A new survey claims to shed insight on how parents want places for over-subscribed schools decided, but omits any mention of the issue of academic selection that has so filled the news since David Willetts made his speech on expanding Labour's Academy Schools programme almost two weeks ago.
Commissioned by the Sutton Trust education charity two months ago, in the heat of the controversy over allocation of secondary school places by random ballot, the Mori poll found a surprisingly high proportion of parents unable to state whether they believed different methods of allocating places were fair or not:
|Method to allocate places||Fair||Undecided||Unfair|

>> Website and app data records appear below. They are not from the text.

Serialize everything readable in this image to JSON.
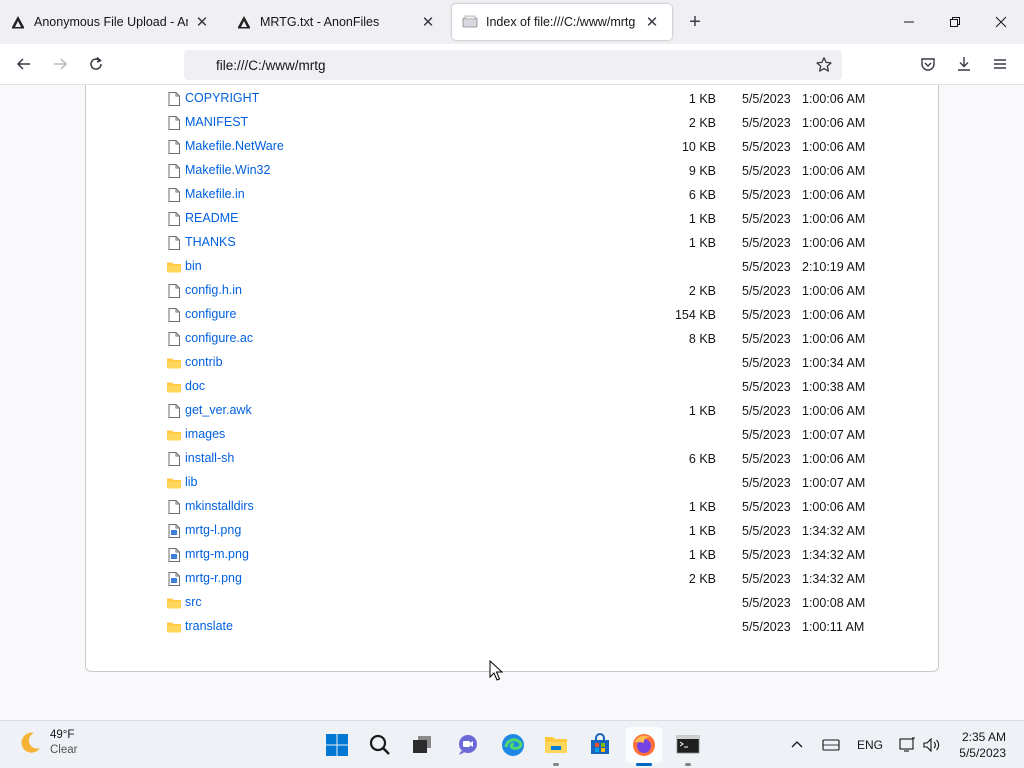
{
  "browser": {
    "tabs": [
      {
        "title": "Anonymous File Upload - Anon",
        "favicon": "anonfiles-icon",
        "active": false
      },
      {
        "title": "MRTG.txt - AnonFiles",
        "favicon": "anonfiles-icon",
        "active": false
      },
      {
        "title": "Index of file:///C:/www/mrtg",
        "favicon": "file-page-icon",
        "active": true
      }
    ],
    "url": "file:///C:/www/mrtg"
  },
  "listing": {
    "rows": [
      {
        "name": "COPYRIGHT",
        "type": "file",
        "size": "1 KB",
        "date": "5/5/2023",
        "time": "1:00:06 AM"
      },
      {
        "name": "MANIFEST",
        "type": "file",
        "size": "2 KB",
        "date": "5/5/2023",
        "time": "1:00:06 AM"
      },
      {
        "name": "Makefile.NetWare",
        "type": "file",
        "size": "10 KB",
        "date": "5/5/2023",
        "time": "1:00:06 AM"
      },
      {
        "name": "Makefile.Win32",
        "type": "file",
        "size": "9 KB",
        "date": "5/5/2023",
        "time": "1:00:06 AM"
      },
      {
        "name": "Makefile.in",
        "type": "file",
        "size": "6 KB",
        "date": "5/5/2023",
        "time": "1:00:06 AM"
      },
      {
        "name": "README",
        "type": "file",
        "size": "1 KB",
        "date": "5/5/2023",
        "time": "1:00:06 AM"
      },
      {
        "name": "THANKS",
        "type": "file",
        "size": "1 KB",
        "date": "5/5/2023",
        "time": "1:00:06 AM"
      },
      {
        "name": "bin",
        "type": "folder",
        "size": "",
        "date": "5/5/2023",
        "time": "2:10:19 AM"
      },
      {
        "name": "config.h.in",
        "type": "file",
        "size": "2 KB",
        "date": "5/5/2023",
        "time": "1:00:06 AM"
      },
      {
        "name": "configure",
        "type": "file",
        "size": "154 KB",
        "date": "5/5/2023",
        "time": "1:00:06 AM"
      },
      {
        "name": "configure.ac",
        "type": "file",
        "size": "8 KB",
        "date": "5/5/2023",
        "time": "1:00:06 AM"
      },
      {
        "name": "contrib",
        "type": "folder",
        "size": "",
        "date": "5/5/2023",
        "time": "1:00:34 AM"
      },
      {
        "name": "doc",
        "type": "folder",
        "size": "",
        "date": "5/5/2023",
        "time": "1:00:38 AM"
      },
      {
        "name": "get_ver.awk",
        "type": "file",
        "size": "1 KB",
        "date": "5/5/2023",
        "time": "1:00:06 AM"
      },
      {
        "name": "images",
        "type": "folder",
        "size": "",
        "date": "5/5/2023",
        "time": "1:00:07 AM"
      },
      {
        "name": "install-sh",
        "type": "file",
        "size": "6 KB",
        "date": "5/5/2023",
        "time": "1:00:06 AM"
      },
      {
        "name": "lib",
        "type": "folder",
        "size": "",
        "date": "5/5/2023",
        "time": "1:00:07 AM"
      },
      {
        "name": "mkinstalldirs",
        "type": "file",
        "size": "1 KB",
        "date": "5/5/2023",
        "time": "1:00:06 AM"
      },
      {
        "name": "mrtg-l.png",
        "type": "image",
        "size": "1 KB",
        "date": "5/5/2023",
        "time": "1:34:32 AM"
      },
      {
        "name": "mrtg-m.png",
        "type": "image",
        "size": "1 KB",
        "date": "5/5/2023",
        "time": "1:34:32 AM"
      },
      {
        "name": "mrtg-r.png",
        "type": "image",
        "size": "2 KB",
        "date": "5/5/2023",
        "time": "1:34:32 AM"
      },
      {
        "name": "src",
        "type": "folder",
        "size": "",
        "date": "5/5/2023",
        "time": "1:00:08 AM"
      },
      {
        "name": "translate",
        "type": "folder",
        "size": "",
        "date": "5/5/2023",
        "time": "1:00:11 AM"
      }
    ]
  },
  "taskbar": {
    "weather": {
      "temp": "49°F",
      "condition": "Clear",
      "icon": "moon-icon"
    },
    "apps": [
      "windows-start-icon",
      "search-icon",
      "task-view-icon",
      "chat-icon",
      "edge-icon",
      "file-explorer-icon",
      "store-icon",
      "firefox-icon",
      "terminal-icon"
    ],
    "tray": {
      "language": "ENG"
    },
    "clock": {
      "time": "2:35 AM",
      "date": "5/5/2023"
    }
  },
  "colors": {
    "link": "#0060df",
    "folder": "#ffc83d",
    "accent": "#0067c0"
  }
}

|Distance from school||52%||39%||9%|
|Children with siblings at the same school||42%||51%||7%|
|Religion or faith||8%||52%||40%|
Maybe the pollsters were working on the assumption that the Conservatives will easily deliver "a 'grammar stream' in every subject, in every school." However, given that the Party has not yet been able to do so, perhaps next time Mori conduct such a poll we'll find out what percentage of parents believe a child's schooling should be determined by merit... For, to quote the chairman of the Sutton Trust, "No child's educational future should be left purely to chance."